Scott’s professional career ended in 1955 when she married Tom V. King, an ex-Marine and ex-professional basket-ball player, who was a publicist for the Chicago Stadium Sports Enterprises and Wirtz’s ice show. The couple settled in Chicago where Scott adopted the traditional 1950s lifestyle. One newspaper reported that “Barbara Ann Scott, now Mrs Tom King, is a housewife, as pretty a homemaker as one can imagine, and she loves cooking, sewing and dusting.” For her part, Scott said “I believe wives should look after their husbands or else don’t get married. I do all his personal laundry by hand. I keep his dresser drawers tidy. I don’t think a husband should have to worry about picking up his own clothes, or shining his razor after he uses it.” However, she still remained active outside of the home, operating for a time a beauty salon in Glencoe, Illinois. She also did commercials and directed theatre. She also became an accomplished equestrian.
During her lifetime, Scott was the recipient of many awards and honours. She won the Lou Marsh Award as Canada’s outstanding sport star for 1945, 1947, and 1948, and the Bobbie Rosenfeld Award as Canada’s top female athlete for 1946, 1947, and 1948. A member of Canada’s Sports Hall of Fame, she was made an Officer of the Order of Canada in 1991, and was given the Order of Ontario in 2008. Barbara Ann Scott passed away at her home in Florida in 2012 at the age of 84. Shortly before her death, she left her Olympic gold medal and other memorabilia to the City of Ottawa which houses them in the Barbara Ann Scott Gallery located at Ottawa City Hall on Laurier Street.
Sources: Canada’s Sports Hall of Fame, 2015, Honoured Member Stores – Barbara Ann Scott, http://www.sportshall.ca/stories.html?proID=227&catID=all.

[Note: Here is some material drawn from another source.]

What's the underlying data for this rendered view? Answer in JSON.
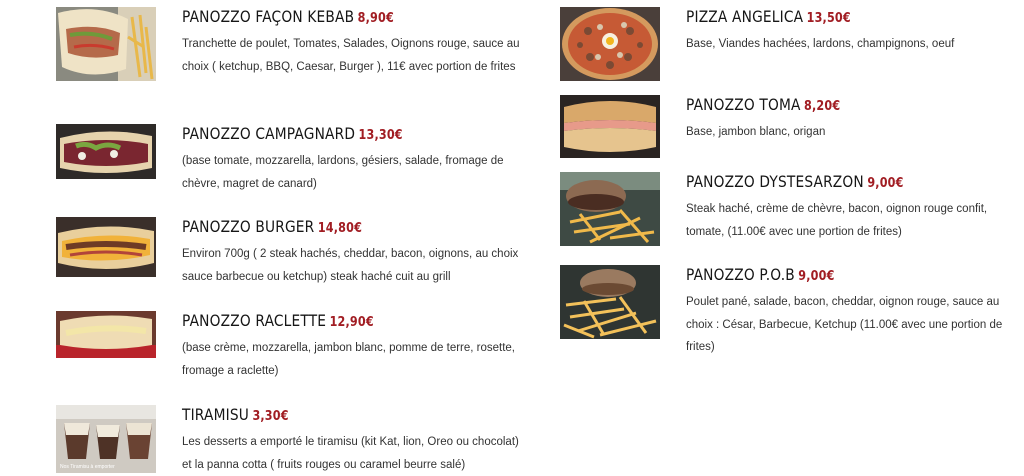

City of Ottawa, Barbara Ann Scott Gallery, http://ottawa.ca/en/liveculture/barbara-ann-scott-gallery.
Floskate, 2009. 1948 Winter Olympics Figure Skating – Dick Button and Barbara Ann Scott, YouTube, https://www.youtube.com/watch?v=46bHRVndot0.

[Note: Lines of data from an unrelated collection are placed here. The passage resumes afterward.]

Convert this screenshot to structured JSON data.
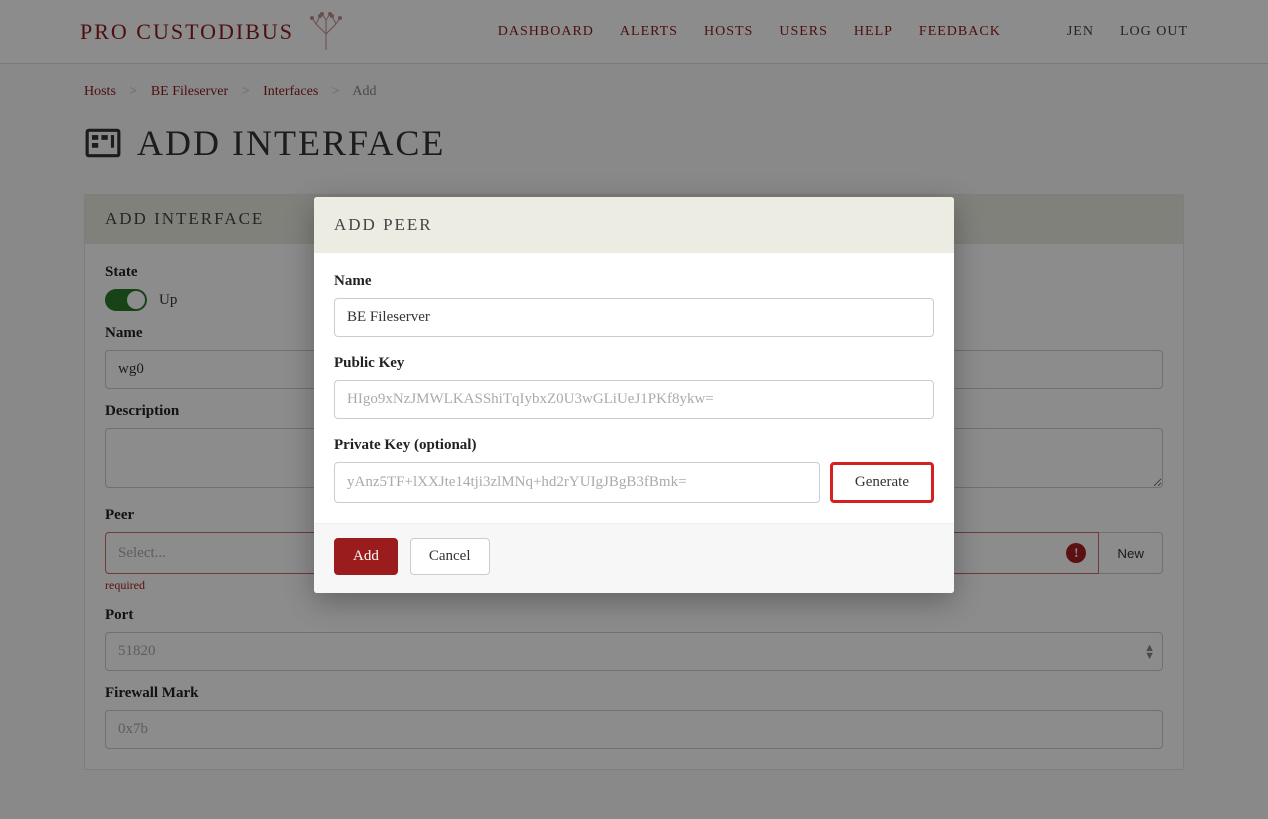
{
  "brand": "PRO CUSTODIBUS",
  "nav": {
    "dashboard": "DASHBOARD",
    "alerts": "ALERTS",
    "hosts": "HOSTS",
    "users": "USERS",
    "help": "HELP",
    "feedback": "FEEDBACK",
    "user": "JEN",
    "logout": "LOG OUT"
  },
  "breadcrumb": {
    "hosts": "Hosts",
    "host": "BE Fileserver",
    "interfaces": "Interfaces",
    "add": "Add"
  },
  "page": {
    "title": "ADD INTERFACE"
  },
  "form": {
    "card_title": "ADD INTERFACE",
    "state_label": "State",
    "state_value": "Up",
    "name_label": "Name",
    "name_value": "wg0",
    "description_label": "Description",
    "description_value": "",
    "peer_label": "Peer",
    "peer_placeholder": "Select...",
    "peer_new": "New",
    "required": "required",
    "port_label": "Port",
    "port_placeholder": "51820",
    "fwmark_label": "Firewall Mark",
    "fwmark_placeholder": "0x7b"
  },
  "modal": {
    "title": "ADD PEER",
    "name_label": "Name",
    "name_value": "BE Fileserver",
    "pubkey_label": "Public Key",
    "pubkey_placeholder": "HIgo9xNzJMWLKASShiTqIybxZ0U3wGLiUeJ1PKf8ykw=",
    "privkey_label": "Private Key (optional)",
    "privkey_placeholder": "yAnz5TF+lXXJte14tji3zlMNq+hd2rYUIgJBgB3fBmk=",
    "generate": "Generate",
    "add": "Add",
    "cancel": "Cancel"
  }
}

The Milwaukee Journal, 1948. “Ottawa Puts on Big Show for Barbara Ann Scott,” 10 March. The Milwaukee Sentinel, 1958. “Whatever Happened To Barbara Ann Scott?” 12 April.
The Montreal Gazette, 1948. “Barbara Ann Scott’s Car To Be Returned.” 7 May.
————————–, 1965. “Barbara Ann Scott Anniversary Today, 6 February.
The Ottawa Citizen, 1950. “Happy Home Life Is Career For Her,” 4 April.
———————–, 1950. “Barbara Ann Scott Doll,” 1 December.
———————–, 1980. “Barbara Ann Scott recalls thrill of Olympics,” 12 February. The Ottawa Journal, 1948. “Ottawa All Out For ‘B.A.-Day,’” 9 March.
————————, 1948. “All Along Line Thousands Cheer,” 9 March.
Skate Canada. 2015. “History and Milestones,” http://www.skatecanada.ca/about-us/history-milestones/.
The Spokesman-Review (Spokane, Washington), 1959. “Barbara Ann Scott Prefers Being Housewife to Stardom,” 5 April.
Wikipedia, 2015. “Barbara Ann Scott,” http://www.sportshall.ca/stories.html?proID=227&catID=all.
What’s My Line, 2013. YouTube, 17 April, 1955, https://www.youtube.com/watch?v=sis3jlplL50.
Images: Barbara Ann Scott greeted by Mayor Stanley Lewis and Prime Minister Mackenzie at Union Station, 9 March 1948, City of Ottawa Archives, CA024868/Newton.
Barbara Ann Scott Greets Her Fans, Union Station, 9 March 1948, City of Ottawa Archives, CA024867/Newton.